▶ INPUT
----------

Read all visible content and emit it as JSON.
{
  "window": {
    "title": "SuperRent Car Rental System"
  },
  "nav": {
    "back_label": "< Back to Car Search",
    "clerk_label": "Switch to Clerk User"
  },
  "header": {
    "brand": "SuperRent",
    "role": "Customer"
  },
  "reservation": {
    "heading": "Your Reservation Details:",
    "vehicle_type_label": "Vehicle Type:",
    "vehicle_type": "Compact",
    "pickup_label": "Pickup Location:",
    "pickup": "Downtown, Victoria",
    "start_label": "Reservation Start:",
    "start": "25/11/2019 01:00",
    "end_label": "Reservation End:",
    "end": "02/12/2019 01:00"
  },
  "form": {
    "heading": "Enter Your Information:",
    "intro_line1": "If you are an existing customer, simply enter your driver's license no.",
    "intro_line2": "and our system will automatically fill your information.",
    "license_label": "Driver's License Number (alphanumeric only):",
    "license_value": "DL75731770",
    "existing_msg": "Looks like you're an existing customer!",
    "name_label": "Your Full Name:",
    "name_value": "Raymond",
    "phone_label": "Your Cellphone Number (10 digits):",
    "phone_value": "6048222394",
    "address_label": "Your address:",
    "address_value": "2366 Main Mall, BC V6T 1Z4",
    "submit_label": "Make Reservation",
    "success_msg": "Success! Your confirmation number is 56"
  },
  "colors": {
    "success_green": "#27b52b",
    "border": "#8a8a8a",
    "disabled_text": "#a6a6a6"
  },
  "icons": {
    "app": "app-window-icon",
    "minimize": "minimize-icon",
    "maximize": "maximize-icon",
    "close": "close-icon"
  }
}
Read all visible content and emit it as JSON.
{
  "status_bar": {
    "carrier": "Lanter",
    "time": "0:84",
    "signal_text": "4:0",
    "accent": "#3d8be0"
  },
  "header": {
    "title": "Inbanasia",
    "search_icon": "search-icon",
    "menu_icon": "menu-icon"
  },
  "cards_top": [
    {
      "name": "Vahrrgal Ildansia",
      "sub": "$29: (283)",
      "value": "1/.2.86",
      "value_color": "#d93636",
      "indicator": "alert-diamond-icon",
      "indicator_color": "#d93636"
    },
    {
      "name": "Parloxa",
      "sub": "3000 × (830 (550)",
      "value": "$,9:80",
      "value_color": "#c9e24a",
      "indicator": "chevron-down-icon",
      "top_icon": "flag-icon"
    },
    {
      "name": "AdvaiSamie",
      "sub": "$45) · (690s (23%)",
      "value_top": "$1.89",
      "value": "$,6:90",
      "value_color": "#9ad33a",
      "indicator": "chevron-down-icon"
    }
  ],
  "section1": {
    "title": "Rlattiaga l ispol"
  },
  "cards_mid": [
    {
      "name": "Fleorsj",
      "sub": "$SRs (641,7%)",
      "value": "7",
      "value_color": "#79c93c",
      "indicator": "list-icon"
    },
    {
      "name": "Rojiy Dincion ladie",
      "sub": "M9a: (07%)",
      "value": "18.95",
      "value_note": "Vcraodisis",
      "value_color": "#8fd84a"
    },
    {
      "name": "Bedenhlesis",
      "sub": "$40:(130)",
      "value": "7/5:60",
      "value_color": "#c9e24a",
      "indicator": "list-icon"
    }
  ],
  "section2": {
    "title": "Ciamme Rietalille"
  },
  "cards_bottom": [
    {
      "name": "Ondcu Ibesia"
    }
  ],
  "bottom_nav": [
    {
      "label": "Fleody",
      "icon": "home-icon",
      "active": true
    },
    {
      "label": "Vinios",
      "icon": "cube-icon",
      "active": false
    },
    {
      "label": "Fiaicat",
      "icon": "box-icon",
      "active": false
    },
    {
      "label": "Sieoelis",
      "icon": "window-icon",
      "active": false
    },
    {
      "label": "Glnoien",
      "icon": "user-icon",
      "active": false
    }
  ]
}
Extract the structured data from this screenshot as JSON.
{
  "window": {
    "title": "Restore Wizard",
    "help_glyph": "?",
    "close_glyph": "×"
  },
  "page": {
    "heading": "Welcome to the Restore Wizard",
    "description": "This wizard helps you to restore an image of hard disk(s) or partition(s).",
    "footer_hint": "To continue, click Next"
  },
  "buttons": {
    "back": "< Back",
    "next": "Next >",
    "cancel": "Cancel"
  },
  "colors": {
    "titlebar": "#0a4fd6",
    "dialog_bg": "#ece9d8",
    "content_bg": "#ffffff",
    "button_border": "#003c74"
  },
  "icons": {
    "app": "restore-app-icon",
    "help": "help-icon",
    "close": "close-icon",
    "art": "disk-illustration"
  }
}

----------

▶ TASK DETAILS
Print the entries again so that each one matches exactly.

▶ OUTPUT FOR THIS TASK
Read all visible content and emit it as JSON.
{
  "window": {
    "title": "SuperRent Car Rental System"
  },
  "nav": {
    "back_label": "< Back to Car Search",
    "clerk_label": "Switch to Clerk User"
  },
  "header": {
    "brand": "SuperRent",
    "role": "Customer"
  },
  "reservation": {
    "heading": "Your Reservation Details:",
    "vehicle_type_label": "Vehicle Type:",
    "vehicle_type": "Compact",
    "pickup_label": "Pickup Location:",
    "pickup": "Downtown, Victoria",
    "start_label": "Reservation Start:",
    "start": "25/11/2019 01:00",
    "end_label": "Reservation End:",
    "end": "02/12/2019 01:00"
  },
  "form": {
    "heading": "Enter Your Information:",
    "intro_line1": "If you are an existing customer, simply enter your driver's license no.",
    "intro_line2": "and our system will automatically fill your information.",
    "license_label": "Driver's License Number (alphanumeric only):",
    "license_value": "DL75731770",
    "existing_msg": "Looks like you're an existing customer!",
    "name_label": "Your Full Name:",
    "name_value": "Raymond",
    "phone_label": "Your Cellphone Number (10 digits):",
    "phone_value": "6048222394",
    "address_label": "Your address:",
    "address_value": "2366 Main Mall, BC V6T 1Z4",
    "submit_label": "Make Reservation",
    "success_msg": "Success! Your confirmation number is 56"
  },
  "colors": {
    "success_green": "#27b52b",
    "border": "#8a8a8a",
    "disabled_text": "#a6a6a6"
  },
  "icons": {
    "app": "app-window-icon",
    "minimize": "minimize-icon",
    "maximize": "maximize-icon",
    "close": "close-icon"
  }
}
Read all visible content and emit it as JSON.
{
  "status_bar": {
    "carrier": "Lanter",
    "time": "0:84",
    "signal_text": "4:0",
    "accent": "#3d8be0"
  },
  "header": {
    "title": "Inbanasia",
    "search_icon": "search-icon",
    "menu_icon": "menu-icon"
  },
  "cards_top": [
    {
      "name": "Vahrrgal Ildansia",
      "sub": "$29: (283)",
      "value": "1/.2.86",
      "value_color": "#d93636",
      "indicator": "alert-diamond-icon",
      "indicator_color": "#d93636"
    },
    {
      "name": "Parloxa",
      "sub": "3000 × (830 (550)",
      "value": "$,9:80",
      "value_color": "#c9e24a",
      "indicator": "chevron-down-icon",
      "top_icon": "flag-icon"
    },
    {
      "name": "AdvaiSamie",
      "sub": "$45) · (690s (23%)",
      "value_top": "$1.89",
      "value": "$,6:90",
      "value_color": "#9ad33a",
      "indicator": "chevron-down-icon"
    }
  ],
  "section1": {
    "title": "Rlattiaga l ispol"
  },
  "cards_mid": [
    {
      "name": "Fleorsj",
      "sub": "$SRs (641,7%)",
      "value": "7",
      "value_color": "#79c93c",
      "indicator": "list-icon"
    },
    {
      "name": "Rojiy Dincion ladie",
      "sub": "M9a: (07%)",
      "value": "18.95",
      "value_note": "Vcraodisis",
      "value_color": "#8fd84a"
    },
    {
      "name": "Bedenhlesis",
      "sub": "$40:(130)",
      "value": "7/5:60",
      "value_color": "#c9e24a",
      "indicator": "list-icon"
    }
  ],
  "section2": {
    "title": "Ciamme Rietalille"
  },
  "cards_bottom": [
    {
      "name": "Ondcu Ibesia"
    }
  ],
  "bottom_nav": [
    {
      "label": "Fleody",
      "icon": "home-icon",
      "active": true
    },
    {
      "label": "Vinios",
      "icon": "cube-icon",
      "active": false
    },
    {
      "label": "Fiaicat",
      "icon": "box-icon",
      "active": false
    },
    {
      "label": "Sieoelis",
      "icon": "window-icon",
      "active": false
    },
    {
      "label": "Glnoien",
      "icon": "user-icon",
      "active": false
    }
  ]
}
Extract the structured data from this screenshot as JSON.
{
  "window": {
    "title": "Restore Wizard",
    "help_glyph": "?",
    "close_glyph": "×"
  },
  "page": {
    "heading": "Welcome to the Restore Wizard",
    "description": "This wizard helps you to restore an image of hard disk(s) or partition(s).",
    "footer_hint": "To continue, click Next"
  },
  "buttons": {
    "back": "< Back",
    "next": "Next >",
    "cancel": "Cancel"
  },
  "colors": {
    "titlebar": "#0a4fd6",
    "dialog_bg": "#ece9d8",
    "content_bg": "#ffffff",
    "button_border": "#003c74"
  },
  "icons": {
    "app": "restore-app-icon",
    "help": "help-icon",
    "close": "close-icon",
    "art": "disk-illustration"
  }
}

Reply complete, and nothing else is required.